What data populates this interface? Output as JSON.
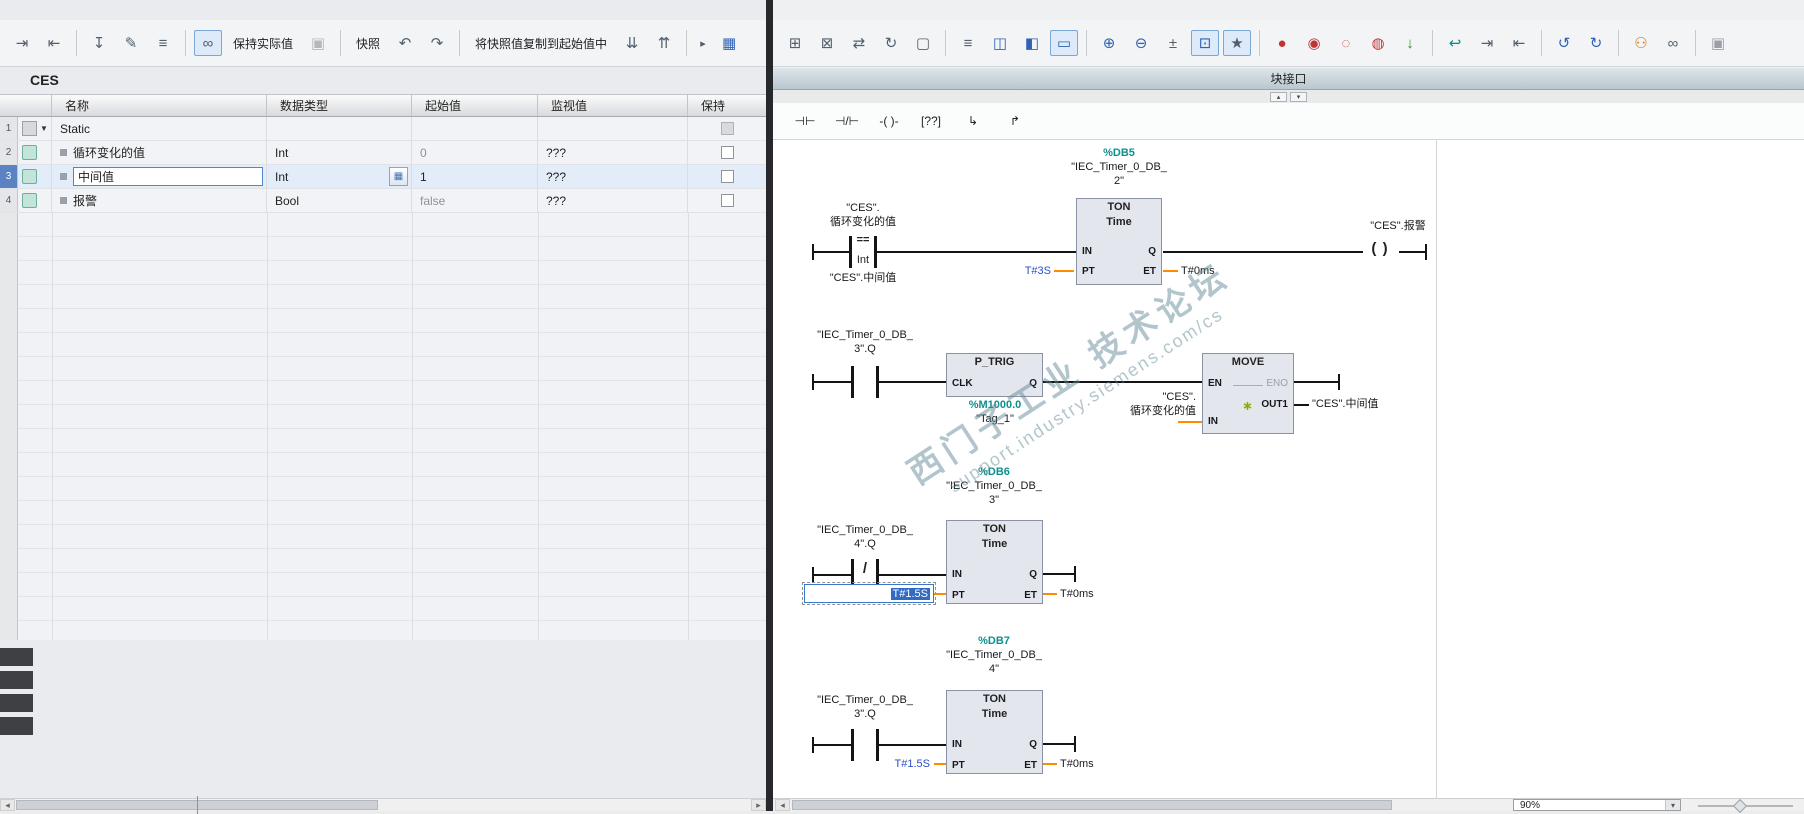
{
  "left_panel": {
    "title": "CES",
    "toolbar": [
      {
        "t": "i",
        "n": "insert-row",
        "g": "⇥"
      },
      {
        "t": "i",
        "n": "add-row",
        "g": "⇤"
      },
      {
        "t": "s"
      },
      {
        "t": "i",
        "n": "load-start-values",
        "g": "↧"
      },
      {
        "t": "i",
        "n": "edit-start-values",
        "g": "✎"
      },
      {
        "t": "i",
        "n": "expanded-mode",
        "g": "≡"
      },
      {
        "t": "s"
      },
      {
        "t": "i",
        "n": "monitor-all",
        "g": "∞",
        "c": "toggled"
      },
      {
        "t": "b",
        "n": "keep-actual-values",
        "label": "保持实际值"
      },
      {
        "t": "i",
        "n": "freeze",
        "g": "▣",
        "c": "disabled"
      },
      {
        "t": "s"
      },
      {
        "t": "b",
        "n": "snapshot",
        "label": "快照"
      },
      {
        "t": "i",
        "n": "copy-snapshot-1",
        "g": "↶"
      },
      {
        "t": "i",
        "n": "copy-snapshot-2",
        "g": "↷"
      },
      {
        "t": "s"
      },
      {
        "t": "b",
        "n": "copy-snapshot-to-start",
        "label": "将快照值复制到起始值中"
      },
      {
        "t": "i",
        "n": "copy-start-1",
        "g": "⇊"
      },
      {
        "t": "i",
        "n": "copy-start-2",
        "g": "⇈"
      },
      {
        "t": "s"
      },
      {
        "t": "i",
        "n": "more",
        "g": "▸",
        "c": "small"
      },
      {
        "t": "i",
        "n": "watch-table",
        "g": "▦",
        "c": "blue"
      }
    ],
    "table": {
      "headers": [
        "名称",
        "数据类型",
        "起始值",
        "监视值",
        "保持"
      ],
      "rows": [
        {
          "num": "1",
          "name": "Static",
          "type": "",
          "start": "",
          "monitor": ""
        },
        {
          "num": "2",
          "name": "循环变化的值",
          "type": "Int",
          "start": "0",
          "monitor": "???"
        },
        {
          "num": "3",
          "name": "中间值",
          "type": "Int",
          "start": "1",
          "monitor": "???"
        },
        {
          "num": "4",
          "name": "报警",
          "type": "Bool",
          "start": "false",
          "monitor": "???"
        }
      ]
    }
  },
  "right_panel": {
    "block_interface_label": "块接口",
    "zoom": "90%",
    "toolbar": [
      {
        "t": "i",
        "n": "insert-network",
        "g": "⊞"
      },
      {
        "t": "i",
        "n": "delete-network",
        "g": "⊠"
      },
      {
        "t": "i",
        "n": "rewire",
        "g": "⇄"
      },
      {
        "t": "i",
        "n": "update-block-call",
        "g": "↻"
      },
      {
        "t": "i",
        "n": "insert-box",
        "g": "▢"
      },
      {
        "t": "s"
      },
      {
        "t": "i",
        "n": "absolute-operands",
        "g": "≡"
      },
      {
        "t": "i",
        "n": "split-horizontal",
        "g": "◫",
        "c": "blue"
      },
      {
        "t": "i",
        "n": "split-vertical",
        "g": "◧",
        "c": "blue"
      },
      {
        "t": "i",
        "n": "network-comments",
        "g": "▭",
        "c": "toggled blue"
      },
      {
        "t": "s"
      },
      {
        "t": "i",
        "n": "expand-networks",
        "g": "⊕",
        "c": "blue"
      },
      {
        "t": "i",
        "n": "collapse-networks",
        "g": "⊖",
        "c": "blue"
      },
      {
        "t": "i",
        "n": "symbol-information",
        "g": "±"
      },
      {
        "t": "i",
        "n": "status-display",
        "g": "⊡",
        "c": "toggled blue"
      },
      {
        "t": "i",
        "n": "favorites-toggle",
        "g": "★",
        "c": "toggled"
      },
      {
        "t": "s"
      },
      {
        "t": "i",
        "n": "breakpoint-set",
        "g": "●",
        "c": "red"
      },
      {
        "t": "i",
        "n": "breakpoint-next",
        "g": "◉",
        "c": "red"
      },
      {
        "t": "i",
        "n": "breakpoint-delete",
        "g": "◌",
        "c": "red"
      },
      {
        "t": "i",
        "n": "breakpoint-enable",
        "g": "◍",
        "c": "red"
      },
      {
        "t": "i",
        "n": "download",
        "g": "↓",
        "c": "green"
      },
      {
        "t": "s"
      },
      {
        "t": "i",
        "n": "jump-back",
        "g": "↩",
        "c": "teal"
      },
      {
        "t": "i",
        "n": "indent",
        "g": "⇥"
      },
      {
        "t": "i",
        "n": "outdent",
        "g": "⇤"
      },
      {
        "t": "s"
      },
      {
        "t": "i",
        "n": "go-online",
        "g": "↺",
        "c": "blue"
      },
      {
        "t": "i",
        "n": "go-offline",
        "g": "↻",
        "c": "blue"
      },
      {
        "t": "s"
      },
      {
        "t": "i",
        "n": "user-filter",
        "g": "⚇",
        "c": "orange"
      },
      {
        "t": "i",
        "n": "monitor-glasses",
        "g": "∞"
      },
      {
        "t": "s"
      },
      {
        "t": "i",
        "n": "know-how-protection",
        "g": "▣",
        "c": "dim"
      }
    ],
    "favorites": [
      {
        "t": "i",
        "n": "no-contact",
        "g": "⊣⊢"
      },
      {
        "t": "i",
        "n": "nc-contact",
        "g": "⊣/⊢"
      },
      {
        "t": "i",
        "n": "coil",
        "g": "-( )-"
      },
      {
        "t": "i",
        "n": "empty-box",
        "g": "[??]"
      },
      {
        "t": "i",
        "n": "open-branch",
        "g": "↳"
      },
      {
        "t": "i",
        "n": "close-branch",
        "g": "↱"
      }
    ],
    "watermark": {
      "line1": "西门子工业 技术论坛",
      "line2": "support.industry.siemens.com/cs"
    }
  },
  "ladder": {
    "net1": {
      "db_addr": "%DB5",
      "db_name1": "\"IEC_Timer_0_DB_",
      "db_name2": "2\"",
      "cmp_op1_l1": "\"CES\".",
      "cmp_op1_l2": "循环变化的值",
      "cmp_symbol": "==",
      "cmp_type": "Int",
      "cmp_op2": "\"CES\".中间值",
      "box_title": "TON",
      "box_sub": "Time",
      "pin_in": "IN",
      "pin_q": "Q",
      "pin_pt": "PT",
      "pin_et": "ET",
      "pt_value": "T#3S",
      "et_value": "T#0ms",
      "coil_operand": "\"CES\".报警"
    },
    "net2": {
      "contact_op_l1": "\"IEC_Timer_0_DB_",
      "contact_op_l2": "3\".Q",
      "ptrig_title": "P_TRIG",
      "pin_clk": "CLK",
      "pin_q": "Q",
      "mem_addr": "%M1000.0",
      "mem_name": "\"Tag_1\"",
      "move_title": "MOVE",
      "pin_en": "EN",
      "pin_eno": "ENO",
      "pin_out1": "OUT1",
      "pin_in": "IN",
      "in_op_l1": "\"CES\".",
      "in_op_l2": "循环变化的值",
      "out_op": "\"CES\".中间值"
    },
    "net3": {
      "db_addr": "%DB6",
      "db_name1": "\"IEC_Timer_0_DB_",
      "db_name2": "3\"",
      "contact_op_l1": "\"IEC_Timer_0_DB_",
      "contact_op_l2": "4\".Q",
      "box_title": "TON",
      "box_sub": "Time",
      "pin_in": "IN",
      "pin_q": "Q",
      "pin_pt": "PT",
      "pin_et": "ET",
      "pt_value": "T#1.5S",
      "et_value": "T#0ms"
    },
    "net4": {
      "db_addr": "%DB7",
      "db_name1": "\"IEC_Timer_0_DB_",
      "db_name2": "4\"",
      "contact_op_l1": "\"IEC_Timer_0_DB_",
      "contact_op_l2": "3\".Q",
      "box_title": "TON",
      "box_sub": "Time",
      "pin_in": "IN",
      "pin_q": "Q",
      "pin_pt": "PT",
      "pin_et": "ET",
      "pt_value": "T#1.5S",
      "et_value": "T#0ms"
    }
  },
  "icons": {
    "coil": "( )",
    "nc_slash": "/",
    "collapse_up": "▴",
    "collapse_down": "▾",
    "scroll_left": "◂",
    "scroll_right": "▸",
    "zoom_caret": "▾",
    "out_star": "∗",
    "row_expander": "▼"
  }
}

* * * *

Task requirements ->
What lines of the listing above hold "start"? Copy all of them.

Exercise solution ->
        "n": "load-start-values",
        "n": "edit-start-values",
        "n": "copy-snapshot-to-start",
        "n": "copy-start-1",
        "n": "copy-start-2",
          "start": "",
          "start": "0",
          "start": "1",
          "start": "false",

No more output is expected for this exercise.